DateCodeEventDescription
24 Sep 2015ASAssignment
Owner name: JPMORGAN CHASE BANK, N.A., AS ADMINISTRATIVE AGENT
Free format text: SECURITY INTEREST;ASSIGNOR:BLACKSTONE MEDICAL, INC.;REEL/FRAME:036682/0192
Effective date: 20150831
26 Feb 2016ASAssignment
Owner name: BLACKSTONE MEDICAL, INC., TEXAS

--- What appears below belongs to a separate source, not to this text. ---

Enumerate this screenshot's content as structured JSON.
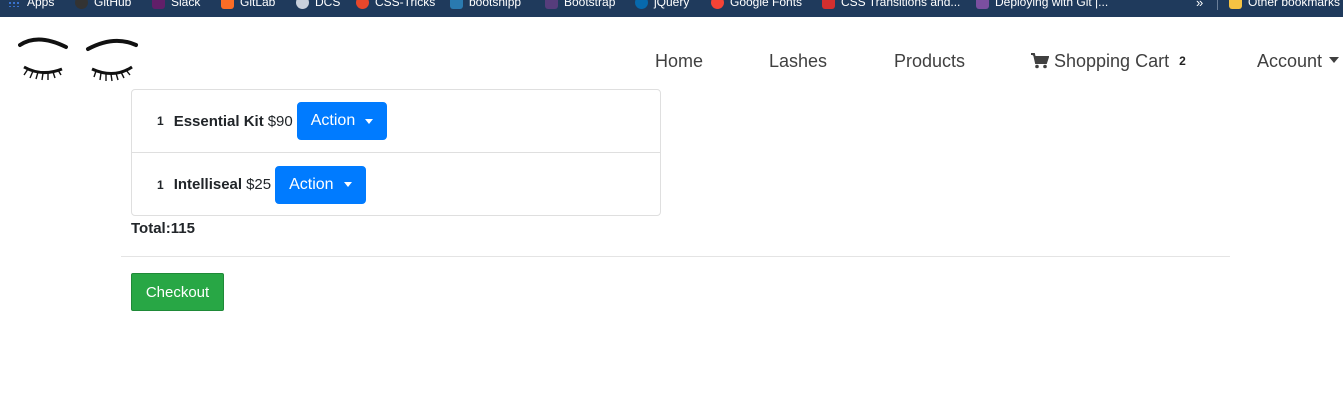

Free format text: ASSIGNMENT OF ASSIGNORS INTEREST;ASSIGNORS:GREENBERG, DANIEL;KLEIN, JAMES;SIGNING DATES FROM 20120120 TO 20120123;REEL/FRAME:037940/0407